I have another completed novel which has been copyedited by the same amazing woman who copyedited The Sorting Room. I anticipate publishing that novel in about a year after this debut. The working title is: His Imagination About Her Past. It’s the story of an American woman, Coty Fine, a freelance photographer, who, as the book opens, is escaping Hanoi, Vietnam on the back of a truck during the French exit in 1954. In the opening scene, as she mounts the flatbed of the truck which is idling before a crowd gathered in front of a convent, Coty meets her traveling companion, a young French priest who is about her own age. As they depart, she takes a photograph of a beautiful Vietnamese nun whose eyes are locked on the priest’s. The story spans the remainder of Coty’s life and includes a mystery that dates from the moment she took the photograph of the nun.

Where can readers find you?

Thank you, Michael! The Sorting Room is out NOW.

In Prohibition-era New York City, Eunice Ritter, an indomitable ten-year-old girl, finds work in a sweat shop—an industrial laundry—after impairing her older brother with a blow to the head in a sibling tussle. When the diminutive girl first enters the sorting room, she encounters a giant, the largest human being she has ever Gussie, a powerful, hard-working Black woman, soon becomes her mentor and sole friend. 

Eunice is entrapped in the laundry’s sorting room by the Great Depression, sentenced to bring her low wages home to her alcoholic parents as penance for her childhood mistake.
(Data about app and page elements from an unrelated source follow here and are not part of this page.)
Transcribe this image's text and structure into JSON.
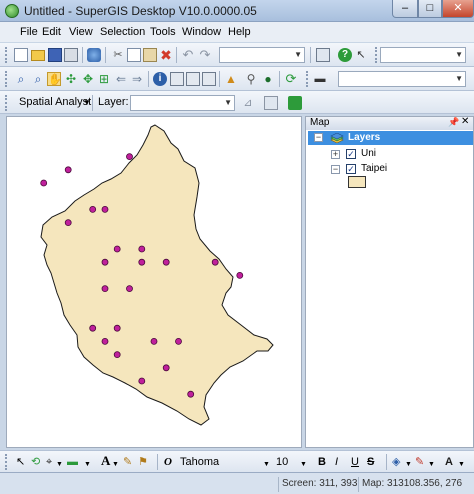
{
  "window": {
    "title": "Untitled - SuperGIS Desktop V10.0.0000.05",
    "minimize_glyph": "–",
    "maximize_glyph": "□",
    "close_glyph": "✕"
  },
  "menu": {
    "items": [
      "File",
      "Edit",
      "View",
      "Selection",
      "Tools",
      "Window",
      "Help"
    ]
  },
  "toolbar3": {
    "spatial_analyst_label": "Spatial Analyst",
    "layer_label": "Layer:",
    "layer_value": ""
  },
  "map_panel": {
    "title": "Map",
    "pin_glyph": "📌",
    "close_glyph": "✕",
    "root_label": "Layers",
    "layers": [
      {
        "name": "Uni",
        "checked": true,
        "expanded": false
      },
      {
        "name": "Taipei",
        "checked": true,
        "expanded": true
      }
    ],
    "check_glyph": "✓",
    "collapse_glyph": "−",
    "expand_glyph": "+"
  },
  "map": {
    "polygon_fill": "#f5e6bd",
    "polygon_stroke": "#1a1a1a",
    "point_color": "#c0209c",
    "points": [
      {
        "lon": 121.48,
        "lat": 25.17
      },
      {
        "lon": 121.46,
        "lat": 25.16
      },
      {
        "lon": 121.53,
        "lat": 25.18
      },
      {
        "lon": 121.5,
        "lat": 25.14
      },
      {
        "lon": 121.51,
        "lat": 25.14
      },
      {
        "lon": 121.48,
        "lat": 25.13
      },
      {
        "lon": 121.52,
        "lat": 25.11
      },
      {
        "lon": 121.54,
        "lat": 25.11
      },
      {
        "lon": 121.51,
        "lat": 25.1
      },
      {
        "lon": 121.54,
        "lat": 25.1
      },
      {
        "lon": 121.56,
        "lat": 25.1
      },
      {
        "lon": 121.6,
        "lat": 25.1
      },
      {
        "lon": 121.62,
        "lat": 25.09
      },
      {
        "lon": 121.51,
        "lat": 25.08
      },
      {
        "lon": 121.53,
        "lat": 25.08
      },
      {
        "lon": 121.5,
        "lat": 25.05
      },
      {
        "lon": 121.51,
        "lat": 25.04
      },
      {
        "lon": 121.52,
        "lat": 25.05
      },
      {
        "lon": 121.55,
        "lat": 25.04
      },
      {
        "lon": 121.57,
        "lat": 25.04
      },
      {
        "lon": 121.52,
        "lat": 25.03
      },
      {
        "lon": 121.56,
        "lat": 25.02
      },
      {
        "lon": 121.54,
        "lat": 25.01
      },
      {
        "lon": 121.58,
        "lat": 25.0
      }
    ]
  },
  "bottom_toolbar": {
    "font_name": "Tahoma",
    "font_size": "10",
    "bold": "B",
    "italic": "I",
    "underline": "U",
    "strike": "S",
    "text_tool": "A",
    "italic_o": "O"
  },
  "status": {
    "screen": "Screen: 311, 393",
    "map": "Map: 313108.356, 276"
  }
}
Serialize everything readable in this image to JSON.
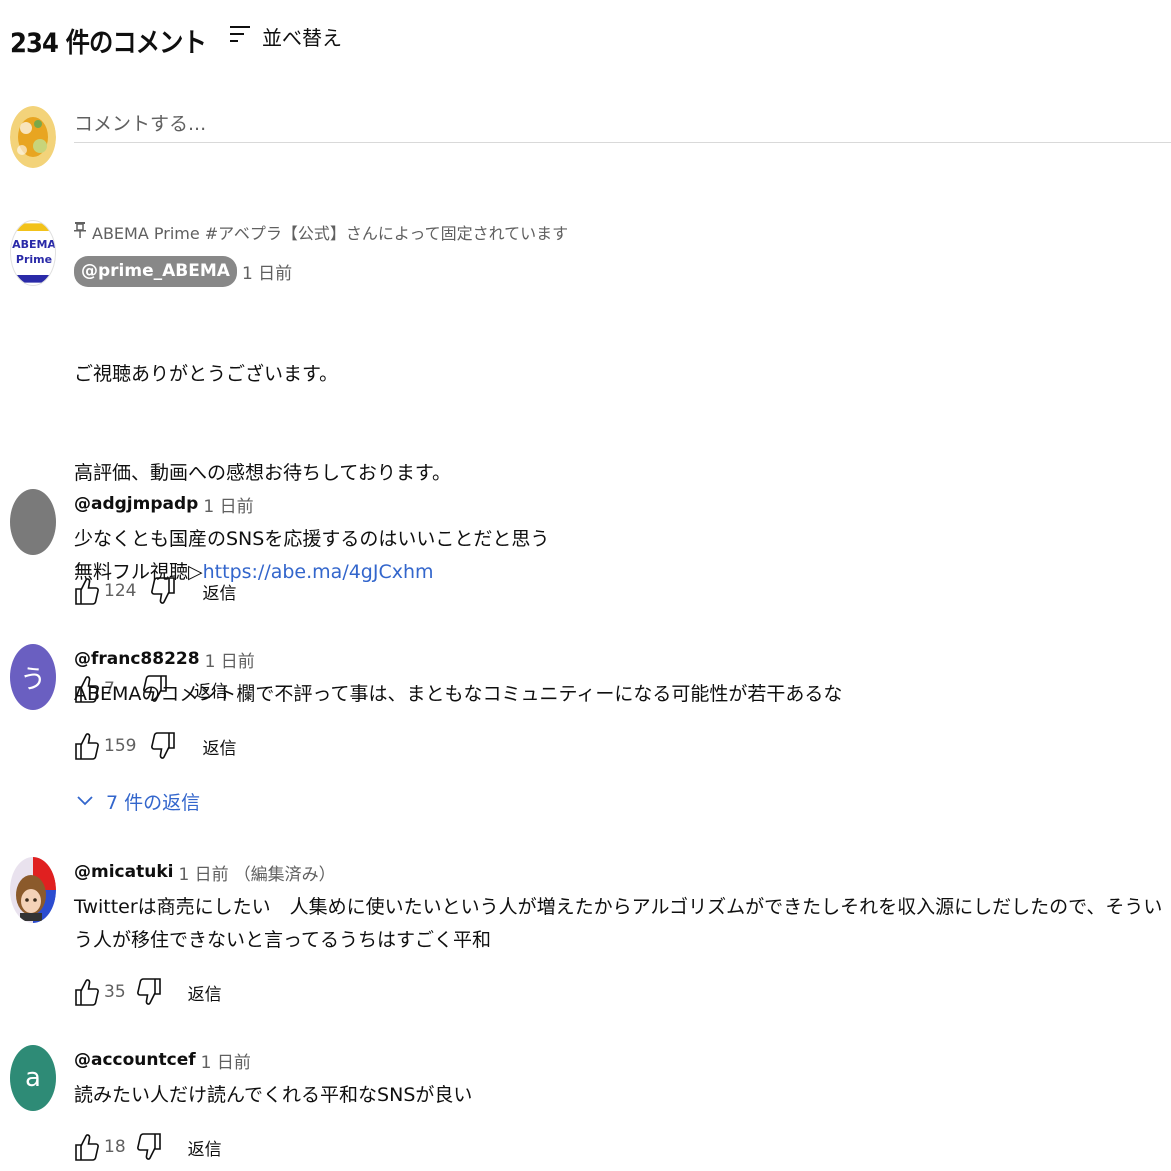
{
  "header": {
    "count_label": "234 件のコメント",
    "sort_label": "並べ替え",
    "sort_icon": "sort-icon"
  },
  "compose": {
    "placeholder": "コメントする..."
  },
  "comments": [
    {
      "pinned_text": "ABEMA Prime #アベプラ【公式】さんによって固定されています",
      "author": "@prime_ABEMA",
      "time": "1 日前",
      "lines": [
        "ご視聴ありがとうございます。",
        "高評価、動画への感想お待ちしております。"
      ],
      "link_prefix": "無料フル視聴▷",
      "link_text": "https://abe.ma/4gJCxhm",
      "likes": "7",
      "reply_label": "返信",
      "avatar_text": [
        "ABEMA",
        "Prime"
      ]
    },
    {
      "author": "@adgjmpadp",
      "time": "1 日前",
      "text": "少なくとも国産のSNSを応援するのはいいことだと思う",
      "likes": "124",
      "reply_label": "返信"
    },
    {
      "author": "@franc88228",
      "time": "1 日前",
      "text": "ABEMAのコメント欄で不評って事は、まともなコミュニティーになる可能性が若干あるな",
      "likes": "159",
      "reply_label": "返信",
      "avatar_letter": "う",
      "replies_label": "7 件の返信"
    },
    {
      "author": "@micatuki",
      "time": "1 日前",
      "edited": "（編集済み）",
      "text": "Twitterは商売にしたい　人集めに使いたいという人が増えたからアルゴリズムができたしそれを収入源にしだしたので、そういう人が移住できないと言ってるうちはすごく平和",
      "likes": "35",
      "reply_label": "返信"
    },
    {
      "author": "@accountcef",
      "time": "1 日前",
      "text": "読みたい人だけ読んでくれる平和なSNSが良い",
      "likes": "18",
      "reply_label": "返信",
      "avatar_letter": "a"
    }
  ],
  "colors": {
    "link": "#3366cc",
    "secondary_text": "#606060",
    "avatar_franc": "#6a5fc1",
    "avatar_account": "#2e8b76",
    "avatar_adgj": "#7a7a7a",
    "abema_blue": "#2a2aa8"
  }
}
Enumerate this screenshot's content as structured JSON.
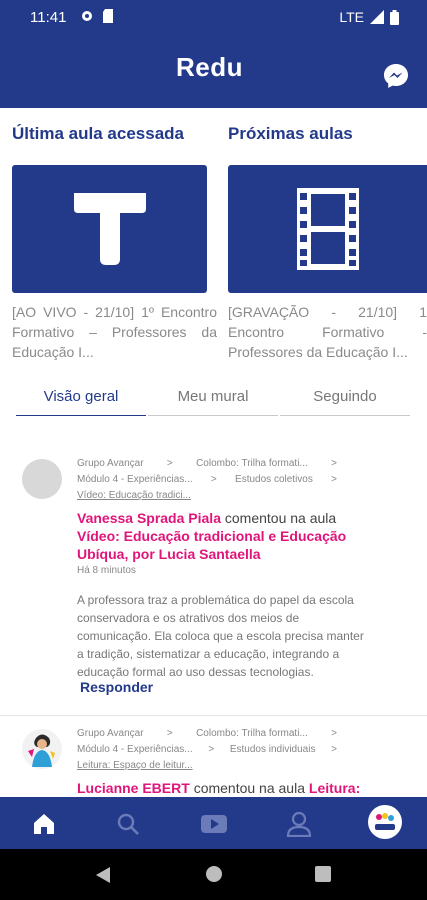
{
  "status_bar": {
    "time": "11:41",
    "network": "LTE"
  },
  "header": {
    "logo_text": "Redu"
  },
  "sections": {
    "last_class_title": "Última aula acessada",
    "next_classes_title": "Próximas aulas"
  },
  "cards": [
    {
      "icon": "text-icon",
      "caption": "[AO VIVO - 21/10] 1º Encontro Formativo – Professores da Educação I..."
    },
    {
      "icon": "film-icon",
      "caption": "[GRAVAÇÃO - 21/10] 1 Encontro Formativo - Professores da Educação I..."
    }
  ],
  "tabs": [
    "Visão geral",
    "Meu mural",
    "Seguindo"
  ],
  "posts": [
    {
      "crumbs": [
        [
          "Grupo Avançar",
          "Colombo: Trilha formati..."
        ],
        [
          "Módulo 4 - Experiências...",
          "Estudos coletivos"
        ],
        [
          "Vídeo: Educação tradici..."
        ]
      ],
      "author": "Vanessa Sprada Piala",
      "action": "comentou na aula",
      "lesson": "Vídeo: Educação tradicional e Educação Ubíqua, por Lucia Santaella",
      "time": "Há 8 minutos",
      "excerpt": "A professora traz a problemática do papel da escola conservadora e os atrativos dos meios de comunicação. Ela coloca que a escola precisa manter a tradição, sistematizar a educação, integrando a educação formal ao uso dessas tecnologias.",
      "reply_label": "Responder"
    },
    {
      "crumbs": [
        [
          "Grupo Avançar",
          "Colombo: Trilha formati..."
        ],
        [
          "Módulo 4 - Experiências...",
          "Estudos individuais"
        ],
        [
          "Leitura: Espaço de leitur..."
        ]
      ],
      "author": "Lucianne EBERT",
      "action": "comentou na aula",
      "lesson": "Leitura:"
    }
  ],
  "colors": {
    "brand": "#233a8b",
    "accent": "#e0157a"
  },
  "bottom_nav": [
    "home-icon",
    "search-icon",
    "video-icon",
    "profile-icon",
    "redu-avatar"
  ]
}
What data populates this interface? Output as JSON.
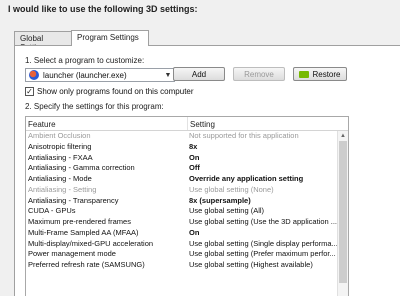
{
  "heading": "I would like to use the following 3D settings:",
  "tabs": [
    {
      "label": "Global Settings"
    },
    {
      "label": "Program Settings"
    }
  ],
  "step1": "1. Select a program to customize:",
  "program": {
    "selected": "launcher (launcher.exe)"
  },
  "buttons": {
    "add": "Add",
    "remove": "Remove",
    "restore": "Restore"
  },
  "show_only": {
    "label": "Show only programs found on this computer",
    "checked": true
  },
  "step2": "2. Specify the settings for this program:",
  "table": {
    "headers": {
      "feature": "Feature",
      "setting": "Setting"
    },
    "rows": [
      {
        "feature": "Ambient Occlusion",
        "setting": "Not supported for this application",
        "dim": true,
        "bold": false
      },
      {
        "feature": "Anisotropic filtering",
        "setting": "8x",
        "dim": false,
        "bold": true
      },
      {
        "feature": "Antialiasing - FXAA",
        "setting": "On",
        "dim": false,
        "bold": true
      },
      {
        "feature": "Antialiasing - Gamma correction",
        "setting": "Off",
        "dim": false,
        "bold": true
      },
      {
        "feature": "Antialiasing - Mode",
        "setting": "Override any application setting",
        "dim": false,
        "bold": true
      },
      {
        "feature": "Antialiasing - Setting",
        "setting": "Use global setting (None)",
        "dim": true,
        "bold": false
      },
      {
        "feature": "Antialiasing - Transparency",
        "setting": "8x (supersample)",
        "dim": false,
        "bold": true
      },
      {
        "feature": "CUDA - GPUs",
        "setting": "Use global setting (All)",
        "dim": false,
        "bold": false
      },
      {
        "feature": "Maximum pre-rendered frames",
        "setting": "Use global setting (Use the 3D application ...",
        "dim": false,
        "bold": false
      },
      {
        "feature": "Multi-Frame Sampled AA (MFAA)",
        "setting": "On",
        "dim": false,
        "bold": true
      },
      {
        "feature": "Multi-display/mixed-GPU acceleration",
        "setting": "Use global setting (Single display performa...",
        "dim": false,
        "bold": false
      },
      {
        "feature": "Power management mode",
        "setting": "Use global setting (Prefer maximum perfor...",
        "dim": false,
        "bold": false
      },
      {
        "feature": "Preferred refresh rate (SAMSUNG)",
        "setting": "Use global setting (Highest available)",
        "dim": false,
        "bold": false
      }
    ]
  }
}
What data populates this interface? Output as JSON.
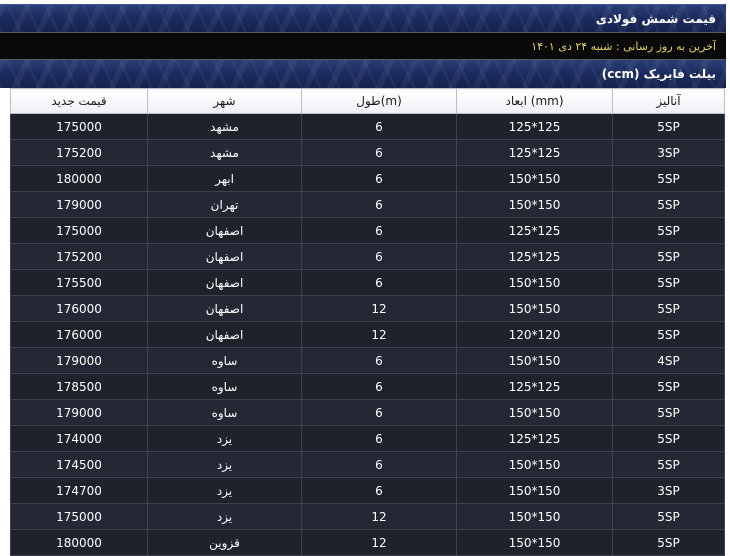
{
  "header": {
    "title": "قیمت شمش فولادی",
    "last_update": "آخرین به روز رسانی : شنبه ۲۴ دی ۱۴۰۱",
    "section_title": "بیلت فابریک (ccm)"
  },
  "table": {
    "columns": {
      "price": "قیمت جدید",
      "city": "شهر",
      "length": "طول(m)",
      "dimensions": "ابعاد (mm)",
      "grade": "آنالیز"
    },
    "rows": [
      {
        "price": "175000",
        "city": "مشهد",
        "length": "6",
        "dimensions": "125*125",
        "grade": "5SP"
      },
      {
        "price": "175200",
        "city": "مشهد",
        "length": "6",
        "dimensions": "125*125",
        "grade": "3SP"
      },
      {
        "price": "180000",
        "city": "ابهر",
        "length": "6",
        "dimensions": "150*150",
        "grade": "5SP"
      },
      {
        "price": "179000",
        "city": "تهران",
        "length": "6",
        "dimensions": "150*150",
        "grade": "5SP"
      },
      {
        "price": "175000",
        "city": "اصفهان",
        "length": "6",
        "dimensions": "125*125",
        "grade": "5SP"
      },
      {
        "price": "175200",
        "city": "اصفهان",
        "length": "6",
        "dimensions": "125*125",
        "grade": "5SP"
      },
      {
        "price": "175500",
        "city": "اصفهان",
        "length": "6",
        "dimensions": "150*150",
        "grade": "5SP"
      },
      {
        "price": "176000",
        "city": "اصفهان",
        "length": "12",
        "dimensions": "150*150",
        "grade": "5SP"
      },
      {
        "price": "176000",
        "city": "اصفهان",
        "length": "12",
        "dimensions": "120*120",
        "grade": "5SP"
      },
      {
        "price": "179000",
        "city": "ساوه",
        "length": "6",
        "dimensions": "150*150",
        "grade": "4SP"
      },
      {
        "price": "178500",
        "city": "ساوه",
        "length": "6",
        "dimensions": "125*125",
        "grade": "5SP"
      },
      {
        "price": "179000",
        "city": "ساوه",
        "length": "6",
        "dimensions": "150*150",
        "grade": "5SP"
      },
      {
        "price": "174000",
        "city": "یزد",
        "length": "6",
        "dimensions": "125*125",
        "grade": "5SP"
      },
      {
        "price": "174500",
        "city": "یزد",
        "length": "6",
        "dimensions": "150*150",
        "grade": "5SP"
      },
      {
        "price": "174700",
        "city": "یزد",
        "length": "6",
        "dimensions": "150*150",
        "grade": "3SP"
      },
      {
        "price": "175000",
        "city": "یزد",
        "length": "12",
        "dimensions": "150*150",
        "grade": "5SP"
      },
      {
        "price": "180000",
        "city": "قزوین",
        "length": "12",
        "dimensions": "150*150",
        "grade": "5SP"
      }
    ]
  }
}
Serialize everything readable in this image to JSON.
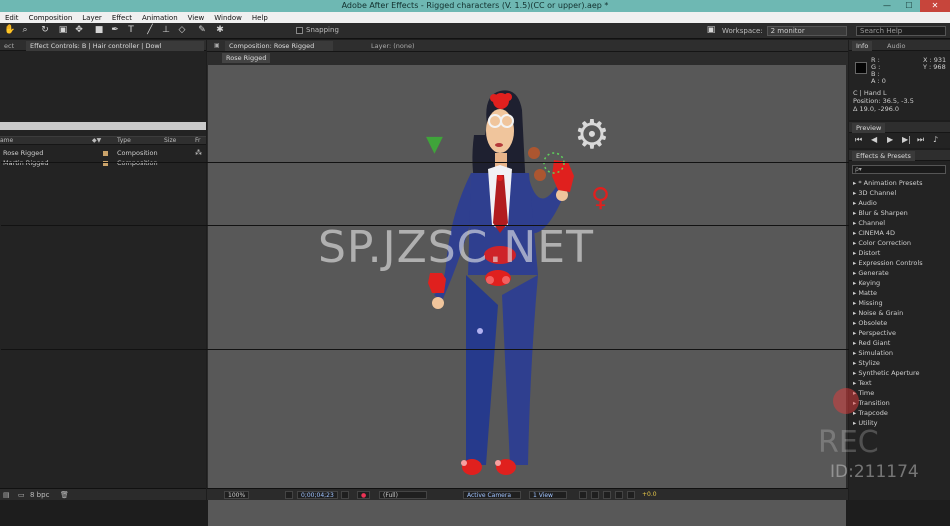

Then, on her sixteenth birthday, Eunice becomes pregnant and her drunken father demands the culprit marry his daughter, trapping her anew—this time in a loveless marriage, along with a child she never wanted. Within a couple of years, Eunice makes a grave error and settles into a lonely life of drudgery that she views as her own doing. Decades pass in virtual solitude before her secret history is revealed to those from whom she has withheld her love. An epic family saga, The Sorting Room is a captivating tale of a woman’s struggle and perseverance in faint hopes of reconciliation, if not redemption.


Michael Rose was raised on a small family dairy farm in Upstate New York. He retired after serving in executive positions for several global multinational enterprises. He has been a non-executive director for three public companies headquartered in the U.S. The Sorting Room is his debut novel. He lives and writes in San Francisco.